It’s inevitable that the best thing about the film itoe1s the magnificent performance of Peter Cushing as the twisted puritan Gustav. But I’m likely biased, as I’d pay to watch a film of Cushing playing Scrabble, I think he was that good an actor. Regards this film in particular though, I’ve always thought that Cushing was the perfect actor to play Bob Howard’s hero Solomon Kane,  and never has that been more clearly evident than in this movie- its as if Cushing is channelling the icy coldness of Howard’s Kane here, particularly when he becomes conflicted and doubts his actions.   Alas, if only the world had been different, that Hammer might have shot a Solomon Kane movie back in the mid-sixties (of course, I doubt anyone at Hammer had even heard of the Texan’s fantasy series back then). Cushing is note-perfect here, his performance as usual very complex yet looking effortless. As an actor he deserved films leagues beyond the quality of this one.  One further note- I read with interest that this film was the first part he took following the death of his beloved wife Helen, the loss of whom is well-known to have devastated the actor. How much is that grief and loss in those agonised eyes and haunted character?
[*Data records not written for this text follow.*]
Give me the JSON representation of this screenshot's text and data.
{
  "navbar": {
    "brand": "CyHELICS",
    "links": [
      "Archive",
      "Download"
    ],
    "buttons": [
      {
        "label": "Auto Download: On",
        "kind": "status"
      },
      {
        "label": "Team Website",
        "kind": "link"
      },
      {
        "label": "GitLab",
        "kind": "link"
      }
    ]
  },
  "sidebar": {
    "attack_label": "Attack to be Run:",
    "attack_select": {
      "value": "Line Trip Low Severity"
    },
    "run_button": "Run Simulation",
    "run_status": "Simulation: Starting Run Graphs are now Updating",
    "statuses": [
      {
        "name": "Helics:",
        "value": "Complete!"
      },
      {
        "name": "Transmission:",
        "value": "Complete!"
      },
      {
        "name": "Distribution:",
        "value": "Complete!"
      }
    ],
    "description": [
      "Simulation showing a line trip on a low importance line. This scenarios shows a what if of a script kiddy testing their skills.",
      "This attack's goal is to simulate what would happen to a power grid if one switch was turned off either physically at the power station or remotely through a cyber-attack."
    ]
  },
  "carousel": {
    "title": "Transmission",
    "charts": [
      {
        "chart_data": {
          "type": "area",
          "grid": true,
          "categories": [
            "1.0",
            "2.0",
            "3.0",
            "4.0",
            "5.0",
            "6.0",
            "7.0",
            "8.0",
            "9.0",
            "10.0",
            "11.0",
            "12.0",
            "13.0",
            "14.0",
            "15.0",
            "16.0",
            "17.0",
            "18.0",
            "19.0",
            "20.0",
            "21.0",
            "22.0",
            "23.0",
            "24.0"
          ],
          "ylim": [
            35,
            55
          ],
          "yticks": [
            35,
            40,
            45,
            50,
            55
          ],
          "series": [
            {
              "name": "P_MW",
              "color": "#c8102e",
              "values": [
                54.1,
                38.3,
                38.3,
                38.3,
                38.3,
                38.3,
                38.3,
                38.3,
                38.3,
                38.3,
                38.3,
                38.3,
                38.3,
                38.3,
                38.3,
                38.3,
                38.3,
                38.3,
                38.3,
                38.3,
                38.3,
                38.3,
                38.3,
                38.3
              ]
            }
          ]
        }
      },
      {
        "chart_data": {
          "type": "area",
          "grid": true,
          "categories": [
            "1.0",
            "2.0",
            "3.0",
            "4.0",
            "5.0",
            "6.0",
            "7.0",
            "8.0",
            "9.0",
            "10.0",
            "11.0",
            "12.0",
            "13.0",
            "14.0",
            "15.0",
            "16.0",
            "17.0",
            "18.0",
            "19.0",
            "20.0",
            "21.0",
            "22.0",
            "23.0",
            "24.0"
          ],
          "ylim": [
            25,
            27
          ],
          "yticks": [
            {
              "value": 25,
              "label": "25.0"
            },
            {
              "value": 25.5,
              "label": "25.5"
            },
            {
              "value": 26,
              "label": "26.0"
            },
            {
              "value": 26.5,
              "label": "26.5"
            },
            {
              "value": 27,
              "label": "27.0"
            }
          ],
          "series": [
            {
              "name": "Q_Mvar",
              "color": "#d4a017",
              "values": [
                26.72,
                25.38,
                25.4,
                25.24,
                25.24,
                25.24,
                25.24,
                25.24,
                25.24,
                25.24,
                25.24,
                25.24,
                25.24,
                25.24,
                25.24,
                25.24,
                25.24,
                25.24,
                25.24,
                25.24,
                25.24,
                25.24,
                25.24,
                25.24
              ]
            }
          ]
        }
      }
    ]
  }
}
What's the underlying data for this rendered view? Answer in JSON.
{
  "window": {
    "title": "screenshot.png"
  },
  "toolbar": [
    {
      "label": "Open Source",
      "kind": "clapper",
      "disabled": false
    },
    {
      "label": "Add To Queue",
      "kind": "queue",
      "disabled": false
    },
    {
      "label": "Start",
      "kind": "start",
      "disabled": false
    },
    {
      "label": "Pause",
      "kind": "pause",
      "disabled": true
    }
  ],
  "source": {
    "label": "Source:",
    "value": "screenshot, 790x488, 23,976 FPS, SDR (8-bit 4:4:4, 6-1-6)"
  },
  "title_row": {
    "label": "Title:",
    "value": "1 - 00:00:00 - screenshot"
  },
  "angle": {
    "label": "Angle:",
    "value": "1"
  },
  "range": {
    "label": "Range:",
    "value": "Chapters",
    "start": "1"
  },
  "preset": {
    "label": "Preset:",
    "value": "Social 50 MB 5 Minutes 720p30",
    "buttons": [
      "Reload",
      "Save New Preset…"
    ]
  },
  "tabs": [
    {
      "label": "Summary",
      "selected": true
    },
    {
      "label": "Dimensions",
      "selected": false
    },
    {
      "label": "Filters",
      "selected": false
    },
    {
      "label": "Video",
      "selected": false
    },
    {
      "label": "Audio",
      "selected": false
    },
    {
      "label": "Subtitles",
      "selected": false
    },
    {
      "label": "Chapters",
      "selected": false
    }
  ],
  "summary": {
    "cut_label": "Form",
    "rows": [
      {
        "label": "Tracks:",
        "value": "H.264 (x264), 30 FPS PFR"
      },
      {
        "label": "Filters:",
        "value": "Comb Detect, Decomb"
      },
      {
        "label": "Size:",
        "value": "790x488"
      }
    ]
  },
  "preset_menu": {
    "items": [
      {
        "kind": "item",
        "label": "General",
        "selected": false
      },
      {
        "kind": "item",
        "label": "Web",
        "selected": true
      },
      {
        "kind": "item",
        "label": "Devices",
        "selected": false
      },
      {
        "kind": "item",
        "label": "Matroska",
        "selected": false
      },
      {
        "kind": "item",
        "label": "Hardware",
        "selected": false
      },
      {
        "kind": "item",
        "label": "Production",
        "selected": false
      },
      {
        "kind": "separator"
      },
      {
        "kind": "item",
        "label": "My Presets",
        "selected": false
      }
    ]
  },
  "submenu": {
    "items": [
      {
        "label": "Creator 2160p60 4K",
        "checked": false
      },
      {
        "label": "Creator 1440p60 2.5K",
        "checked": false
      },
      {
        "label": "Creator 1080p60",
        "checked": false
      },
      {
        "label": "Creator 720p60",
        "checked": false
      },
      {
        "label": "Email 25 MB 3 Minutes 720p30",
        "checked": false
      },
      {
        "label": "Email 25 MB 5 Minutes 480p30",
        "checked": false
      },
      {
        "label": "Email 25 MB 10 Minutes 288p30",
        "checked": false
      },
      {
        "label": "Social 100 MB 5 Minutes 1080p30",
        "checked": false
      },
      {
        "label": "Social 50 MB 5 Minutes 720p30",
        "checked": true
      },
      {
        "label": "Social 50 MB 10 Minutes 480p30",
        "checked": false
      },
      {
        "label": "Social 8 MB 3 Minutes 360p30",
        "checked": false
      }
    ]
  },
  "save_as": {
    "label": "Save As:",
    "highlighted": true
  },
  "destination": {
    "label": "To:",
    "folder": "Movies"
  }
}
There are some genuinely shocking moments in this movie, particularly one where Gustav leaps upon his evil vampire niece and decapitates her without warning as she attempts to flee the castle at film’s end. It’s a reminder of how good Hammer could be when suddenly shifting gears into moments of savage horror.  Of course its restrained compared to all the gore and graphic detail horror films have now, but the power of it is how sudden, untelegraphed it is, how it is suddenly cut (sic) into the film. Gustav seems to come out of nowhere like a vicious force of nature. And of course, he’s the nominal ‘good-guy’ even though he has burnt several innocent girls at the stake.

Not that the film is anything near perfect- despite its finer moments, much of it is unintentionally  hilarious, reminding me somehow of stuff like Lifeforce as the horror slips into self-parody and comedy. Gustav and his band of merry zealots ride around all night to  bizarre Western Music From Some Other Movie as they round up poor girls for burning. Maria’s love-interest is a music teacher who writes as agonisedly bad a lovesong as you will ever hear. Near the film’s end when Karnstein’s black mute servant spots the villagers about to attack the castle,  he attempts to warn his master through some strange game of  ‘Give Us A Clue’ that has to be seen to be believed.

But on the whole this is a pretty good Hammer movie- certainly better than I had expected.  As I have noted, I watched this on tv on the Horror Channel, so can only imagine how good it would be to see it on blu-ray. Unfortunately the only HD release I am aware of is a Region A-locked edition in the US. Perhaps someone will have the wisdom to release it over here someday. It deserves to be.